**Exercise directions:**
Every line below should be copied out exactly.

**Extracted data:**

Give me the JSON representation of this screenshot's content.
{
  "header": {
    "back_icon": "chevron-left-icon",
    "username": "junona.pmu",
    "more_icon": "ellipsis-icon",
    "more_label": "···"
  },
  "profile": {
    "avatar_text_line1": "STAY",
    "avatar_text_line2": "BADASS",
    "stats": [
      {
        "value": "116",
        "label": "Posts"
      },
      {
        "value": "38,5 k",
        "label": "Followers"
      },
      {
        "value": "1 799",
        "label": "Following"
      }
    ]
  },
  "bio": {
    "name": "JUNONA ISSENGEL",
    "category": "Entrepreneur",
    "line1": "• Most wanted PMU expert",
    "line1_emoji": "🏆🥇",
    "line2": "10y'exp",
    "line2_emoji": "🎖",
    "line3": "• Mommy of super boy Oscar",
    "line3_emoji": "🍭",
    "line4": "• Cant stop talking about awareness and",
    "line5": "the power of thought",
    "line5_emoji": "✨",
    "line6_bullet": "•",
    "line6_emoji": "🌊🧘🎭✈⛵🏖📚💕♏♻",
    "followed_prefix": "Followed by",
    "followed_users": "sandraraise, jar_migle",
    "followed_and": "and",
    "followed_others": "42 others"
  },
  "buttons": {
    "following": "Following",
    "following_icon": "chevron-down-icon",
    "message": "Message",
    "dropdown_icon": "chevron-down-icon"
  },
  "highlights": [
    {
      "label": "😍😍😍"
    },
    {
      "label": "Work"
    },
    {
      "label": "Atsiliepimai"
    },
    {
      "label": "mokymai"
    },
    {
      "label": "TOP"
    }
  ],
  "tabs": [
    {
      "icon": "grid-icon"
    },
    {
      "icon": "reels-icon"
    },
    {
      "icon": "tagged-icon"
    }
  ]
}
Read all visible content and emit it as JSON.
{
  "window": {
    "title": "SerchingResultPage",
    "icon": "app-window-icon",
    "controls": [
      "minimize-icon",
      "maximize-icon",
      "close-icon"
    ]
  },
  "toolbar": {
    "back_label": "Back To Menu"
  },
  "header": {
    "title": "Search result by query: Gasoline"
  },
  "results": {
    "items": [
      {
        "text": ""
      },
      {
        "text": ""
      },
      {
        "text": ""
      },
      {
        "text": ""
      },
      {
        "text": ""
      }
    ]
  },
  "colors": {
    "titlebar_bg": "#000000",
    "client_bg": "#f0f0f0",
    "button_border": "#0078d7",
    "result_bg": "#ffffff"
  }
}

**Problem solution:**
Give me the JSON representation of this screenshot's content.
{
  "header": {
    "back_icon": "chevron-left-icon",
    "username": "junona.pmu",
    "more_icon": "ellipsis-icon",
    "more_label": "···"
  },
  "profile": {
    "avatar_text_line1": "STAY",
    "avatar_text_line2": "BADASS",
    "stats": [
      {
        "value": "116",
        "label": "Posts"
      },
      {
        "value": "38,5 k",
        "label": "Followers"
      },
      {
        "value": "1 799",
        "label": "Following"
      }
    ]
  },
  "bio": {
    "name": "JUNONA ISSENGEL",
    "category": "Entrepreneur",
    "line1": "• Most wanted PMU expert",
    "line1_emoji": "🏆🥇",
    "line2": "10y'exp",
    "line2_emoji": "🎖",
    "line3": "• Mommy of super boy Oscar",
    "line3_emoji": "🍭",
    "line4": "• Cant stop talking about awareness and",
    "line5": "the power of thought",
    "line5_emoji": "✨",
    "line6_bullet": "•",
    "line6_emoji": "🌊🧘🎭✈⛵🏖📚💕♏♻",
    "followed_prefix": "Followed by",
    "followed_users": "sandraraise, jar_migle",
    "followed_and": "and",
    "followed_others": "42 others"
  },
  "buttons": {
    "following": "Following",
    "following_icon": "chevron-down-icon",
    "message": "Message",
    "dropdown_icon": "chevron-down-icon"
  },
  "highlights": [
    {
      "label": "😍😍😍"
    },
    {
      "label": "Work"
    },
    {
      "label": "Atsiliepimai"
    },
    {
      "label": "mokymai"
    },
    {
      "label": "TOP"
    }
  ],
  "tabs": [
    {
      "icon": "grid-icon"
    },
    {
      "icon": "reels-icon"
    },
    {
      "icon": "tagged-icon"
    }
  ]
}
Read all visible content and emit it as JSON.
{
  "window": {
    "title": "SerchingResultPage",
    "icon": "app-window-icon",
    "controls": [
      "minimize-icon",
      "maximize-icon",
      "close-icon"
    ]
  },
  "toolbar": {
    "back_label": "Back To Menu"
  },
  "header": {
    "title": "Search result by query: Gasoline"
  },
  "results": {
    "items": [
      {
        "text": ""
      },
      {
        "text": ""
      },
      {
        "text": ""
      },
      {
        "text": ""
      },
      {
        "text": ""
      }
    ]
  },
  "colors": {
    "titlebar_bg": "#000000",
    "client_bg": "#f0f0f0",
    "button_border": "#0078d7",
    "result_bg": "#ffffff"
  }
}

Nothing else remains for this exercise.